For the records below, the count of lines that hold "behind" is required; give only that number.

▸ Website and app data records
((

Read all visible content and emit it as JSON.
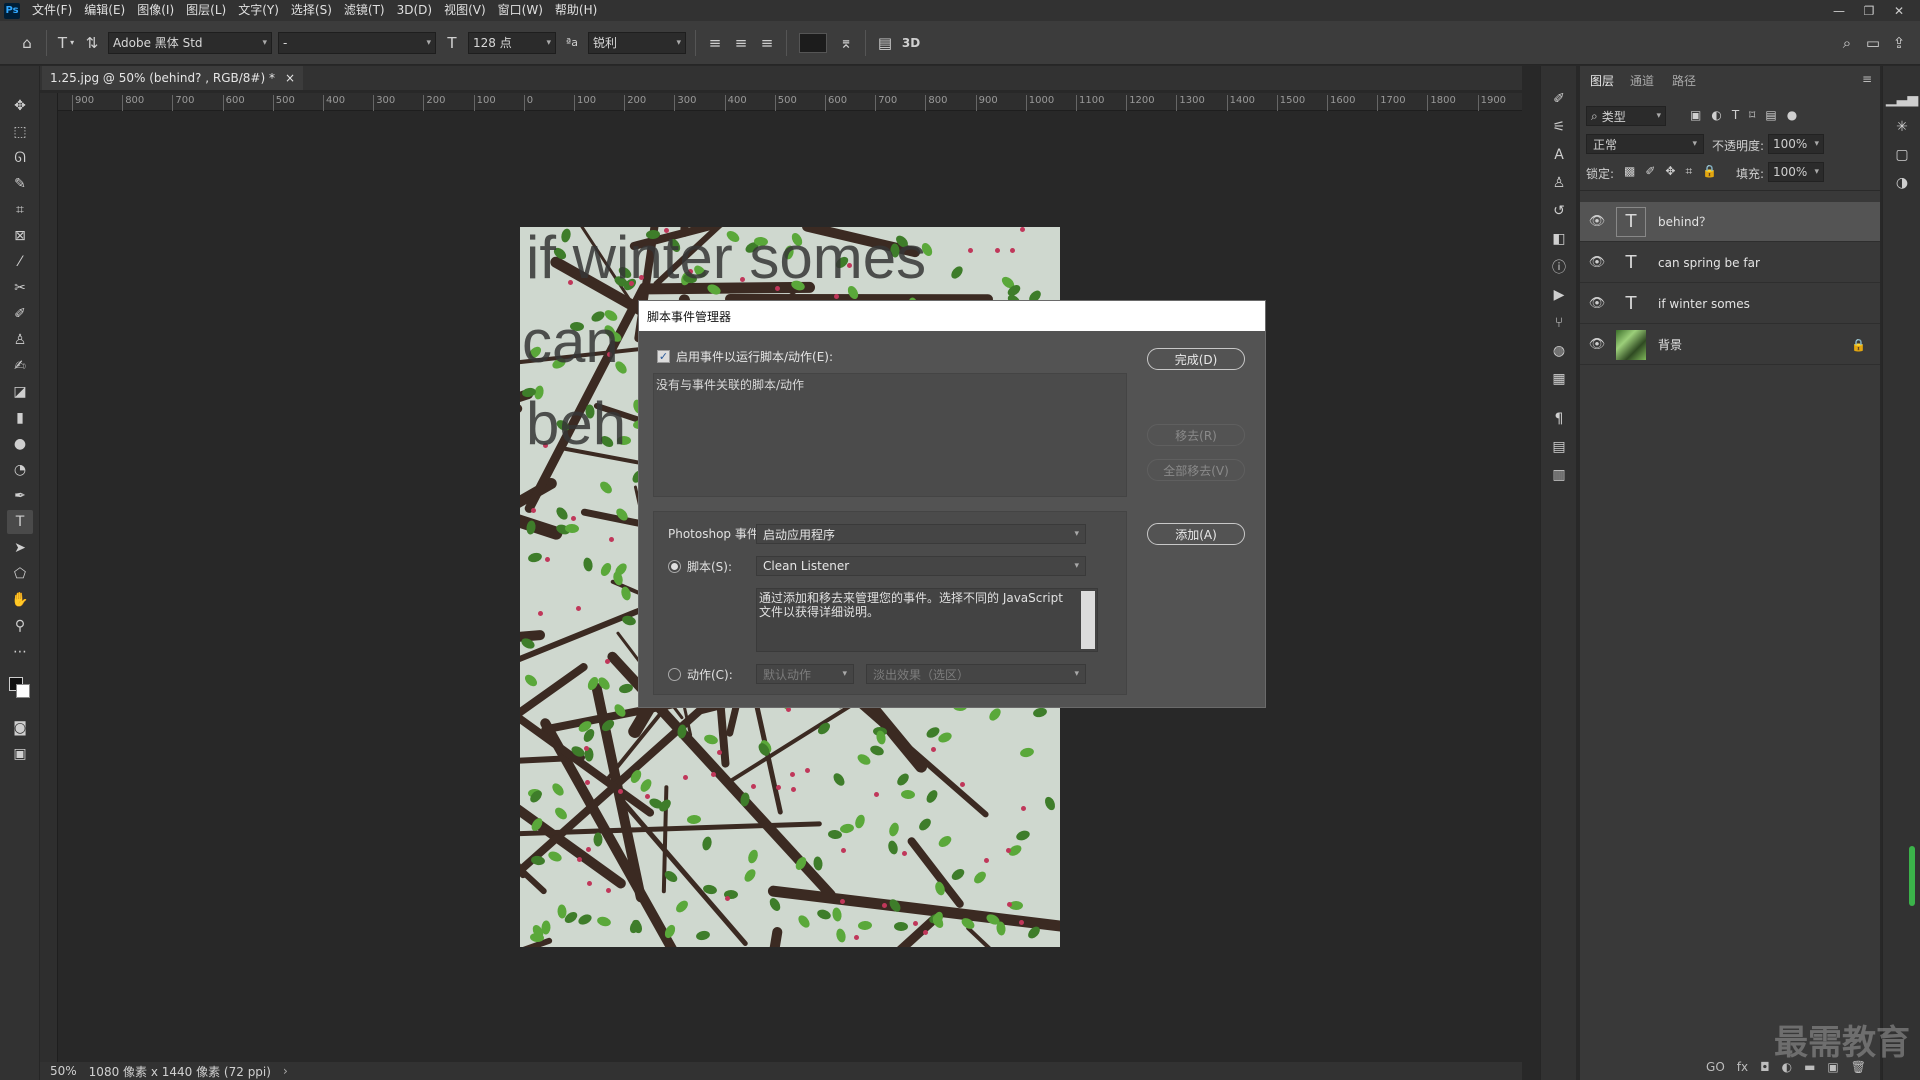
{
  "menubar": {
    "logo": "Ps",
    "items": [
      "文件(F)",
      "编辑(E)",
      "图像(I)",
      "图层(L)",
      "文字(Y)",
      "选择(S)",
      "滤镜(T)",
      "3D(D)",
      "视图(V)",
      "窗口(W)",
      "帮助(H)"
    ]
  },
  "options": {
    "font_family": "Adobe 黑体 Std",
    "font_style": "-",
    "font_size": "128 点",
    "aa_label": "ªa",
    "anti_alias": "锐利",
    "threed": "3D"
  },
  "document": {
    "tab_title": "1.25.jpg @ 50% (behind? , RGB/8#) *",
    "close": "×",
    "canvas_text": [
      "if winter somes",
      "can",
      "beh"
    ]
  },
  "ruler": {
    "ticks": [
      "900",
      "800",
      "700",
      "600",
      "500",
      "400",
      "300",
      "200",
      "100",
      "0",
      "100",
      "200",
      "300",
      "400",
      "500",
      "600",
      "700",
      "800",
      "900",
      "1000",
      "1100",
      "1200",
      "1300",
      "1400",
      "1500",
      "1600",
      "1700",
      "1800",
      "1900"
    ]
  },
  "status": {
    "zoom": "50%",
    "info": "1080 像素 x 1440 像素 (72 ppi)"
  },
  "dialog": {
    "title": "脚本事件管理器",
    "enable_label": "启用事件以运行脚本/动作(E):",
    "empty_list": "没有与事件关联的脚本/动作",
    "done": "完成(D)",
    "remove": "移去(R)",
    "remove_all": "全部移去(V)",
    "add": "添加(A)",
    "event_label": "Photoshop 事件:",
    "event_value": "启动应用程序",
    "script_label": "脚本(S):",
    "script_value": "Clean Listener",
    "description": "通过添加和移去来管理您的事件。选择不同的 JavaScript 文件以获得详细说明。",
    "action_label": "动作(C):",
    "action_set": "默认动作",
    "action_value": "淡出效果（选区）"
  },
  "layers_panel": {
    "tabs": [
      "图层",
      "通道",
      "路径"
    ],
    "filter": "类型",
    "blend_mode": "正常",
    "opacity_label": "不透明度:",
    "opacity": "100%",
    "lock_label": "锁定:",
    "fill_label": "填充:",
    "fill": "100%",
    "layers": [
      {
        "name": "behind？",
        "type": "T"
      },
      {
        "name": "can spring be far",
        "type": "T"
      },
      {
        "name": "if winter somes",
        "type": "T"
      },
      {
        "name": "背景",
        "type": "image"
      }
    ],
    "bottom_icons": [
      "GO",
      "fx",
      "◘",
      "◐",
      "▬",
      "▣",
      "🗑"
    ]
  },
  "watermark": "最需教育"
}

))

▸ EXERCISE SOLUTION
2